Compared to a matched group of 30 towns that do not use silicofluorides, children in 30 communities that use these chemicals were over twice as likely to exceed the so-called “safe” limits accepted internationally, at 10 microgramme per 100 millilitre of blood lead.
In fact earlier in 1997 the Natick Fluoridation Study Committee, after conducting “a thorough review of the scientific literature” states that the developmental neurotoxicity of fluoride would manifest as lower IQ and behavioural changes.
These are is not all. Epidemiologists have also detected a statistically significant increase in the birth of children with Down’s Syndrome which is linked to radiation from the explosion of the Chernobyl nuclear reactor.
The increase was dependent on rainfall in the period following the explosion whereby excess Down’s Syndrome births were recorded in some parts of Europe, just nine months after the disaster.

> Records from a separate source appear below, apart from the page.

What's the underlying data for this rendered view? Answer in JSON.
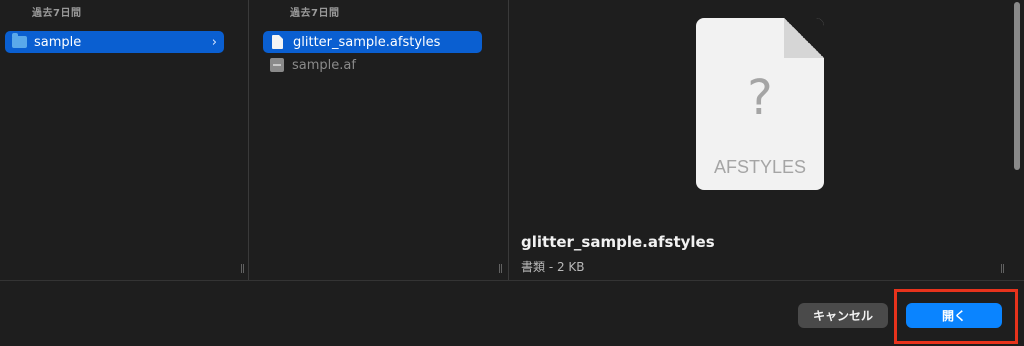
{
  "columns": {
    "col1": {
      "section_label": "過去7日間",
      "items": [
        {
          "label": "sample",
          "icon": "folder-icon",
          "selected": true
        }
      ]
    },
    "col2": {
      "section_label": "過去7日間",
      "items": [
        {
          "label": "glitter_sample.afstyles",
          "icon": "document-icon",
          "selected": true
        },
        {
          "label": "sample.af",
          "icon": "generic-file-icon",
          "selected": false
        }
      ]
    }
  },
  "preview": {
    "icon_glyph": "?",
    "icon_ext": "AFSTYLES",
    "file_name": "glitter_sample.afstyles",
    "file_meta": "書類 - 2 KB"
  },
  "footer": {
    "cancel_label": "キャンセル",
    "open_label": "開く"
  },
  "colors": {
    "accent": "#0a84ff",
    "selection": "#0a5fd1",
    "highlight": "#e8331c",
    "background": "#1e1e1e"
  }
}
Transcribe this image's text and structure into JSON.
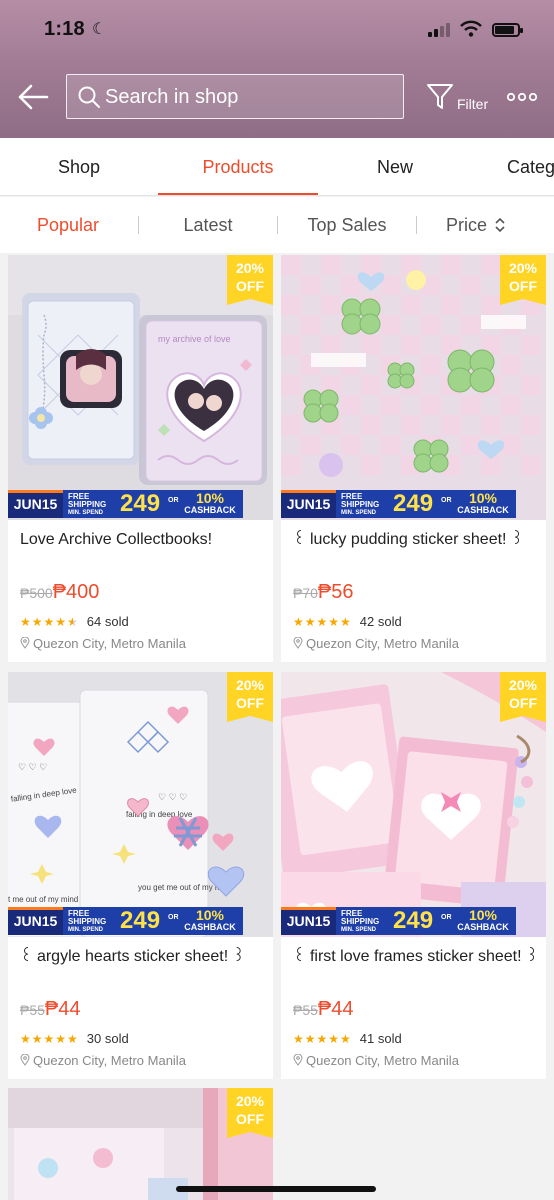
{
  "status_bar": {
    "time": "1:18"
  },
  "header": {
    "search_placeholder": "Search in shop",
    "filter_label": "Filter"
  },
  "tabs": [
    "Shop",
    "Products",
    "New",
    "Categ"
  ],
  "sort": {
    "popular": "Popular",
    "latest": "Latest",
    "top_sales": "Top Sales",
    "price": "Price"
  },
  "promo": {
    "date": "JUN15",
    "free": "FREE",
    "shipping": "SHIPPING",
    "min_spend": "MIN. SPEND",
    "amount": "249",
    "or": "OR",
    "cashback_pct": "10%",
    "cashback": "CASHBACK"
  },
  "products": [
    {
      "name": "Love Archive Collectbooks!",
      "old_price": "₱500",
      "price": "₱400",
      "sold": "64 sold",
      "rating": 4.5,
      "location": "Quezon City, Metro Manila",
      "discount": "20%",
      "off": "OFF"
    },
    {
      "name": "꒰ lucky pudding sticker sheet! ꒱",
      "old_price": "₱70",
      "price": "₱56",
      "sold": "42 sold",
      "rating": 5,
      "location": "Quezon City, Metro Manila",
      "discount": "20%",
      "off": "OFF"
    },
    {
      "name": "꒰ argyle hearts sticker sheet! ꒱",
      "old_price": "₱55",
      "price": "₱44",
      "sold": "30 sold",
      "rating": 5,
      "location": "Quezon City, Metro Manila",
      "discount": "20%",
      "off": "OFF"
    },
    {
      "name": "꒰ first love frames sticker sheet! ꒱",
      "old_price": "₱55",
      "price": "₱44",
      "sold": "41 sold",
      "rating": 5,
      "location": "Quezon City, Metro Manila",
      "discount": "20%",
      "off": "OFF"
    },
    {
      "name": "",
      "discount": "20%",
      "off": "OFF"
    }
  ],
  "colors": {
    "accent": "#ee4d2d",
    "header": "#a27c95",
    "badge": "#ffd424",
    "star": "#f6a700"
  }
}
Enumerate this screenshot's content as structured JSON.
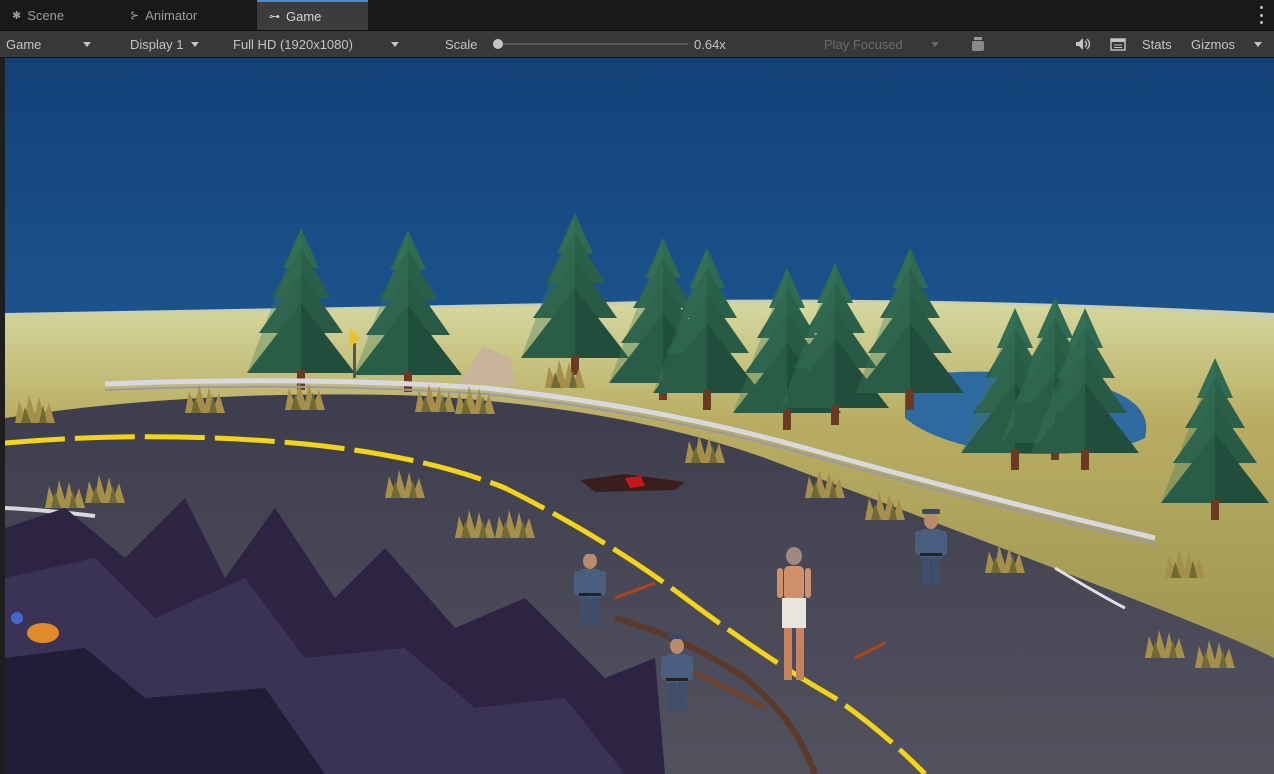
{
  "tabs": [
    {
      "label": "Scene",
      "icon": "scene-icon",
      "active": false
    },
    {
      "label": "Animator",
      "icon": "animator-icon",
      "active": false
    },
    {
      "label": "Game",
      "icon": "gamepad-icon",
      "active": true
    }
  ],
  "toolbar": {
    "view_mode": "Game",
    "display": "Display 1",
    "resolution": "Full HD (1920x1080)",
    "scale_label": "Scale",
    "scale_value": "0.64x",
    "play_mode": "Play Focused",
    "stats": "Stats",
    "gizmos": "Gizmos"
  },
  "colors": {
    "tab_active": "#3c3c3c",
    "toolbar": "#383838",
    "sky": "#174a80",
    "road": "#4a4a5a",
    "road_line": "#f2d41a",
    "grass": "#b3a85a"
  }
}
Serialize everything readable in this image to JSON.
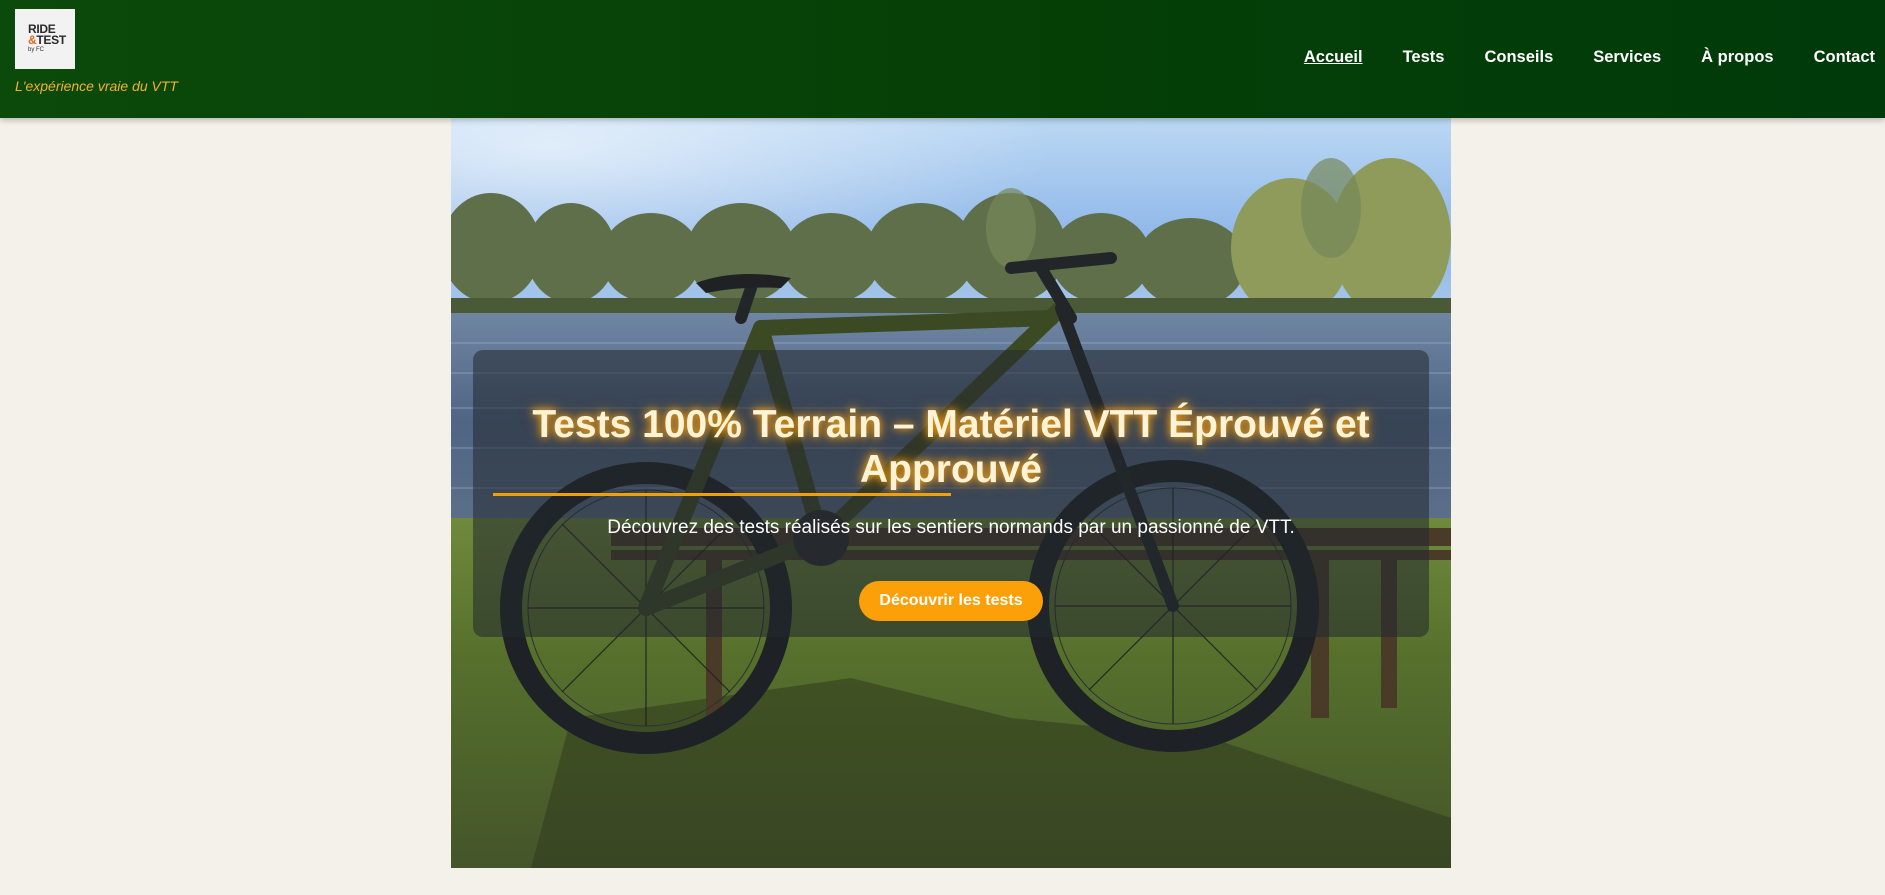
{
  "brand": {
    "logo_line1": "RIDE",
    "logo_amp": "&",
    "logo_line2": "TEST",
    "logo_small": "by FC",
    "tagline": "L'expérience vraie du VTT"
  },
  "nav": {
    "items": [
      {
        "label": "Accueil",
        "active": true
      },
      {
        "label": "Tests"
      },
      {
        "label": "Conseils"
      },
      {
        "label": "Services"
      },
      {
        "label": "À propos"
      },
      {
        "label": "Contact"
      }
    ]
  },
  "hero": {
    "title": "Tests 100% Terrain – Matériel VTT Éprouvé et Approuvé",
    "subtitle": "Découvrez des tests réalisés sur les sentiers normands par un passionné de VTT.",
    "cta_label": "Découvrir les tests",
    "image_subject": "mountain-bike-by-lake-photo"
  },
  "colors": {
    "header_green": "#064006",
    "accent_orange": "#fca00a",
    "tagline_gold": "#f3b12a",
    "page_bg": "#f4f0ea"
  }
}
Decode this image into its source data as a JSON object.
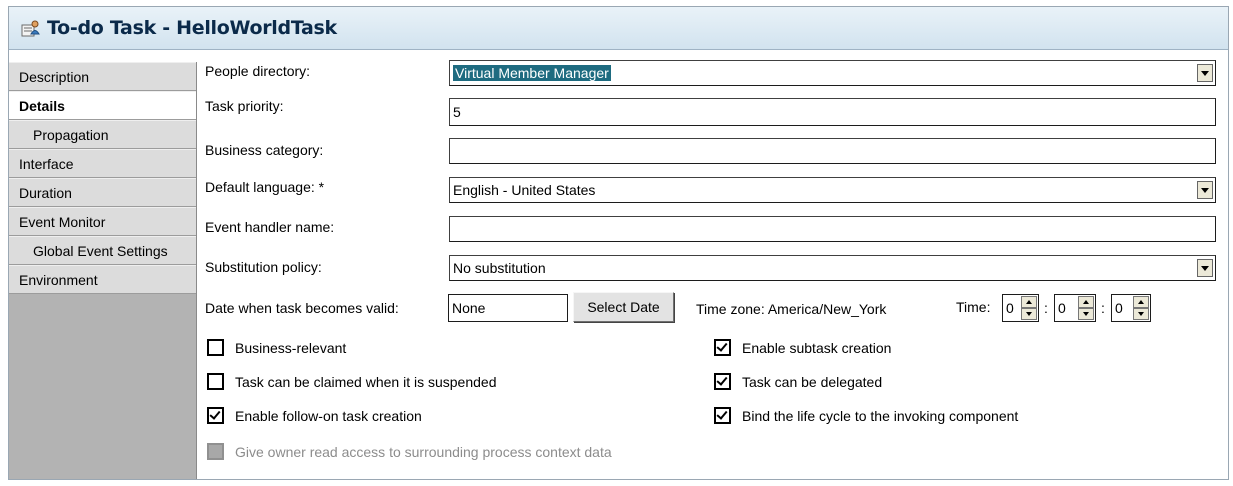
{
  "window": {
    "title": "To-do Task - HelloWorldTask"
  },
  "sidebar": {
    "items": [
      {
        "label": "Description"
      },
      {
        "label": "Details"
      },
      {
        "label": "Propagation"
      },
      {
        "label": "Interface"
      },
      {
        "label": "Duration"
      },
      {
        "label": "Event Monitor"
      },
      {
        "label": "Global Event Settings"
      },
      {
        "label": "Environment"
      }
    ],
    "active": "Details"
  },
  "form": {
    "people_directory": {
      "label": "People directory:",
      "value": "Virtual Member Manager"
    },
    "task_priority": {
      "label": "Task priority:",
      "value": "5"
    },
    "business_category": {
      "label": "Business category:",
      "value": ""
    },
    "default_language": {
      "label": "Default language: *",
      "value": "English - United States"
    },
    "event_handler_name": {
      "label": "Event handler name:",
      "value": ""
    },
    "substitution_policy": {
      "label": "Substitution policy:",
      "value": "No substitution"
    },
    "valid_date": {
      "label": "Date when task becomes valid:",
      "value": "None",
      "button": "Select Date"
    },
    "time_zone": {
      "text": "Time zone: America/New_York"
    },
    "time": {
      "label": "Time:",
      "hours": "0",
      "minutes": "0",
      "seconds": "0",
      "separator": ":"
    }
  },
  "checkboxes": {
    "business_relevant": {
      "label": "Business-relevant",
      "checked": false
    },
    "claim_suspended": {
      "label": "Task can be claimed when it is suspended",
      "checked": false
    },
    "follow_on": {
      "label": "Enable follow-on task creation",
      "checked": true
    },
    "owner_read_access": {
      "label": "Give owner read access to surrounding process context data",
      "checked": false,
      "disabled": true
    },
    "subtask_creation": {
      "label": "Enable subtask creation",
      "checked": true
    },
    "delegated": {
      "label": "Task can be delegated",
      "checked": true
    },
    "bind_lifecycle": {
      "label": "Bind the life cycle to the invoking component",
      "checked": true
    }
  },
  "colors": {
    "title_text": "#0b2a4a",
    "title_bg": "#d2e3ef",
    "sidebar_bg": "#b3b3b3",
    "selection": "#1e6b80"
  }
}
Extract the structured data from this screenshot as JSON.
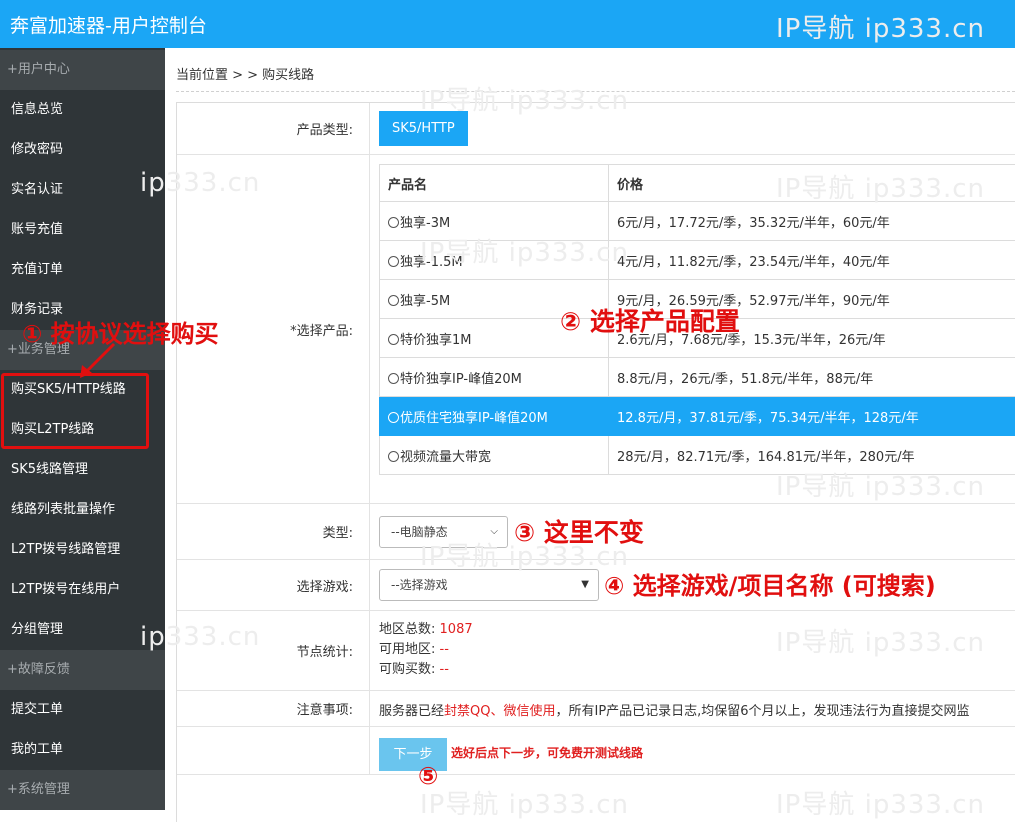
{
  "header": {
    "title": "奔富加速器-用户控制台"
  },
  "sidebar": {
    "items": [
      {
        "label": "+用户中心",
        "group": true
      },
      {
        "label": "信息总览"
      },
      {
        "label": "修改密码"
      },
      {
        "label": "实名认证"
      },
      {
        "label": "账号充值"
      },
      {
        "label": "充值订单"
      },
      {
        "label": "财务记录"
      },
      {
        "label": "+业务管理",
        "group": true
      },
      {
        "label": "购买SK5/HTTP线路"
      },
      {
        "label": "购买L2TP线路"
      },
      {
        "label": "SK5线路管理"
      },
      {
        "label": "线路列表批量操作"
      },
      {
        "label": "L2TP拨号线路管理"
      },
      {
        "label": "L2TP拨号在线用户"
      },
      {
        "label": "分组管理"
      },
      {
        "label": "+故障反馈",
        "group": true
      },
      {
        "label": "提交工单"
      },
      {
        "label": "我的工单"
      },
      {
        "label": "+系统管理",
        "group": true
      }
    ]
  },
  "breadcrumb": "当前位置 > > 购买线路",
  "form": {
    "product_type_label": "产品类型:",
    "product_type_value": "SK5/HTTP",
    "select_product_label": "*选择产品:",
    "table_headers": [
      "产品名",
      "价格"
    ],
    "products": [
      {
        "name": "独享-3M",
        "price": "6元/月，17.72元/季，35.32元/半年，60元/年",
        "selected": false
      },
      {
        "name": "独享-1.5M",
        "price": "4元/月，11.82元/季，23.54元/半年，40元/年",
        "selected": false
      },
      {
        "name": "独享-5M",
        "price": "9元/月，26.59元/季，52.97元/半年，90元/年",
        "selected": false
      },
      {
        "name": "特价独享1M",
        "price": "2.6元/月，7.68元/季，15.3元/半年，26元/年",
        "selected": false
      },
      {
        "name": "特价独享IP-峰值20M",
        "price": "8.8元/月，26元/季，51.8元/半年，88元/年",
        "selected": false
      },
      {
        "name": "优质住宅独享IP-峰值20M",
        "price": "12.8元/月，37.81元/季，75.34元/半年，128元/年",
        "selected": true
      },
      {
        "name": "视频流量大带宽",
        "price": "28元/月，82.71元/季，164.81元/半年，280元/年",
        "selected": false
      }
    ],
    "type_label": "类型:",
    "type_value": "--电脑静态",
    "game_label": "选择游戏:",
    "game_placeholder": "--选择游戏",
    "node_label": "节点统计:",
    "node_total_label": "地区总数:",
    "node_total_value": "1087",
    "node_avail_label": "可用地区:",
    "node_avail_value": "--",
    "node_buy_label": "可购买数:",
    "node_buy_value": "--",
    "notice_label": "注意事项:",
    "notice_pre": "服务器已经",
    "notice_red": "封禁QQ、微信使用",
    "notice_post": "，所有IP产品已记录日志,均保留6个月以上，发现违法行为直接提交网监",
    "next_button": "下一步",
    "next_hint": "选好后点下一步，可免费开测试线路"
  },
  "annotations": {
    "a1": "① 按协议选择购买",
    "a2": "② 选择产品配置",
    "a3": "③ 这里不变",
    "a4": "④ 选择游戏/项目名称 (可搜索)",
    "a5": "⑤"
  },
  "watermark": {
    "text": "IP导航  ip333.cn",
    "text_short": "ip333.cn"
  },
  "colors": {
    "accent": "#1ba6f5",
    "sidebar": "#2f3538",
    "annotation": "#e10f0f",
    "next_button": "#6ac5ee"
  }
}
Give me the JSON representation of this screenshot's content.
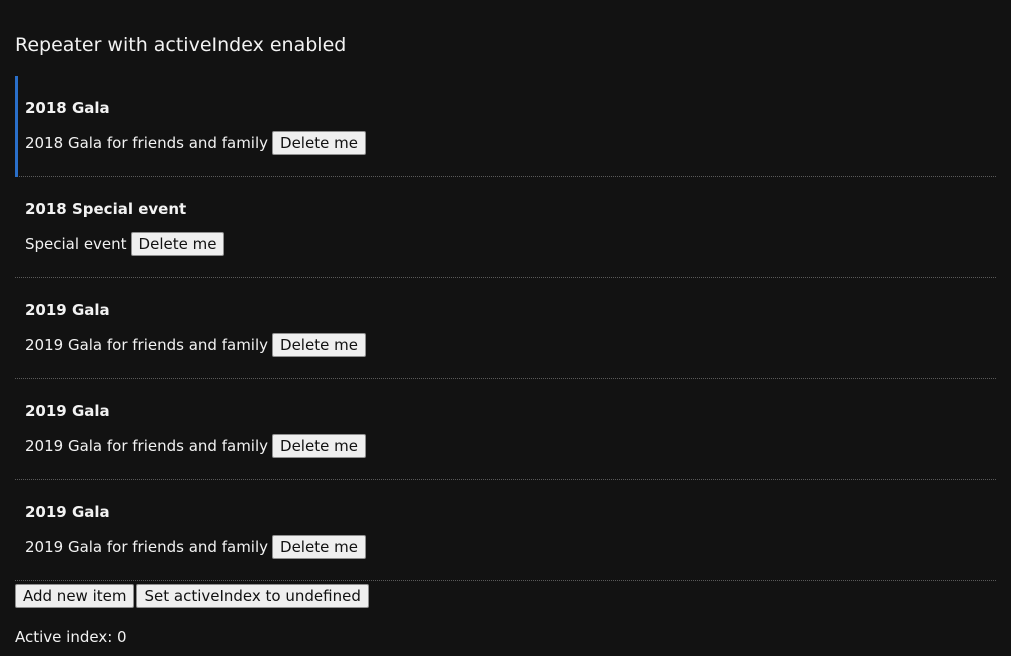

And since one of its four reactors in Chernobyl is still in operation, experts regard this as a ticking bomb.
All these has led to the director of the Global Environmental Change Programme, Dr Frans Berkhout, to remark: “This issue reveals a wider problem that science has when faced with complex and uncertain environmental issues.
“Some of the most difficult environmental challenges are not being adequately addressed simply because of the difficulties of collecting the necessary evidence and establishing cause and effect.”
Although in some cases it is hard to know the full extent of some of the impending problems, the public must be made aware of their possibilities, and not to dismiss them offhand or to be taken lightly.
We need to act smart, rather than falling back on knee-jerk type of responses when confronted with such complex findings. As such let us stay smart by showing our commitment against the use of chemicals that would not only hurt our environment, but also insult our intelligence.